Emmanuel de Saint Aubert, Other, same, common. Merleau-Ponty’s perspective
We examine how Merleau-Ponty, in close connection with his personal conception of being, tackles certain themes explored by Levinas, including desire, transcendence, alterity, and responsibility. Marked by a great attention to the perceived world, his ontology emphasizes the negativity of being as a springboard for our birth and coexistence. Undefined and relative, resistant and up-holding, being works our flesh in a dialectic of limitation and openness, to the point of freeing us from the ambivalence that hinders our relationships and concepts. Rich in ethical virtualities, this ontology positions itself against Sartre, believes itself incompatible with Heidegger, and sharply contrasts with Levinas—even with the reading that Levinas has made of it.
Paula Lorelle, The other sense of reason. Levinas and Merleau-Ponty
In “La philosophie et l’éveil,” Levinas invites us to conceive a “rationality in another sense.” In each of its terms, this expression opens a dialog with Merleau-Ponty, suggesting different levels of depth and eventually implying a common conception of reason. Levinas first appeals to another kind of reason that recalls both the “first rationality” of his Totality and Infinity and Merleau-Ponty’s numerous references to a new form of rationality. Levinas then discusses the sense of this rationality: this sense that, in Merleau-Ponty too, unfolds beneath the words, within the sensual thickness of the flesh. And this sense is eventually other—defined both by Levinas and Merleau-Ponty in its very alterity as a “difference” or a “gap” (“écart”). Yet, one still needs to define this “gap” whose meaning differs from Levinas to Merleau-Ponty and from which it will only be possible to suggest in conclusion this other sense of reason.

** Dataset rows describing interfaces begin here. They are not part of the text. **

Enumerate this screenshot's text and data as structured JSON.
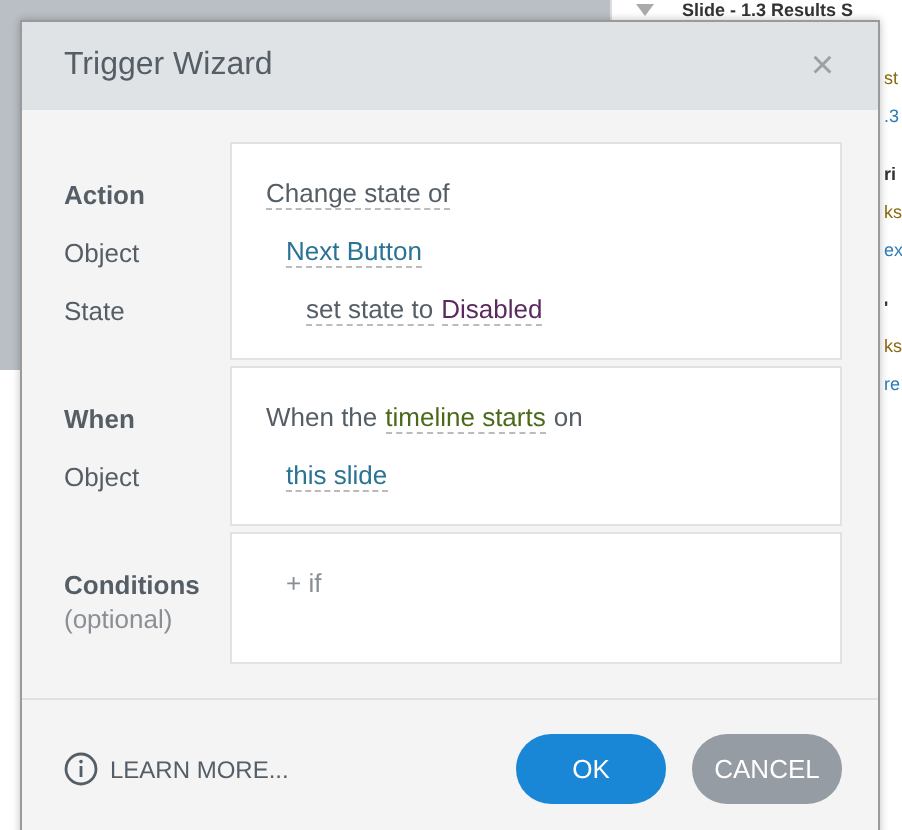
{
  "background": {
    "header": "Slide - 1.3 Results S",
    "fragments": [
      {
        "text": "st",
        "kind": "note"
      },
      {
        "text": ".3",
        "kind": "link"
      },
      {
        "text": "ri",
        "kind": "heading"
      },
      {
        "text": "ks",
        "kind": "note"
      },
      {
        "text": "ex",
        "kind": "link"
      },
      {
        "text": "'",
        "kind": "heading"
      },
      {
        "text": "ks",
        "kind": "note"
      },
      {
        "text": "re",
        "kind": "link"
      }
    ]
  },
  "dialog": {
    "title": "Trigger Wizard",
    "close": "×",
    "sections": [
      {
        "labels": [
          {
            "text": "Action",
            "kind": "heading"
          },
          {
            "text": "Object",
            "kind": "field"
          },
          {
            "text": "State",
            "kind": "field"
          }
        ],
        "lines": [
          {
            "kind": "action",
            "tokens": [
              {
                "text": "Change state of",
                "kind": "option"
              }
            ]
          },
          {
            "kind": "target",
            "tokens": [
              {
                "text": "Next Button",
                "kind": "object"
              }
            ]
          },
          {
            "kind": "state",
            "tokens": [
              {
                "text": "set state to",
                "kind": "option"
              },
              {
                "text": "Disabled",
                "kind": "value"
              }
            ]
          }
        ]
      },
      {
        "labels": [
          {
            "text": "When",
            "kind": "heading"
          },
          {
            "text": "Object",
            "kind": "field"
          }
        ],
        "lines": [
          {
            "kind": "action",
            "tokens": [
              {
                "text": "When the",
                "kind": "plain"
              },
              {
                "text": "timeline starts",
                "kind": "event"
              },
              {
                "text": "on",
                "kind": "plain"
              }
            ]
          },
          {
            "kind": "target",
            "tokens": [
              {
                "text": "this slide",
                "kind": "object"
              }
            ]
          }
        ]
      },
      {
        "labels": [
          {
            "text": "Conditions",
            "kind": "heading"
          },
          {
            "text": "(optional)",
            "kind": "hint"
          }
        ],
        "lines": [
          {
            "kind": "condition",
            "tokens": [
              {
                "text": "+ if",
                "kind": "add"
              }
            ]
          }
        ]
      }
    ],
    "footer": {
      "learn_more": "LEARN MORE...",
      "buttons": [
        {
          "label": "OK",
          "kind": "primary"
        },
        {
          "label": "CANCEL",
          "kind": "secondary"
        }
      ]
    }
  }
}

Agata Zielinski, Ethics of the sensitive: Thinking about relationships differently
By undermining reciprocity, certain situations of illness come to question the recognition and belonging of the other to a common humanity. Reading Merleau-Ponty and Levinas allows us to sketch a phenomenology of the encounter in the absence of communication. Flesh in the one and vulnerability in the other reveals a proximity in spite of oneself. The uncanny of the other refers to a primordial experience of distress and dependence that is common to us all. From this, an ethic of proximity can be constituted from the sensitive.
Notes de lecture
Michel Foucault, Binswanger et l’analyse existentielle, Phénoménologie et psychologie, and La question anthropologique. Cours. 1954-1955
Read by Philippe Chevallier.
Paul Ricœur, La religion pour penser. Écrits et conférences 5
Read by Guilhem Causse.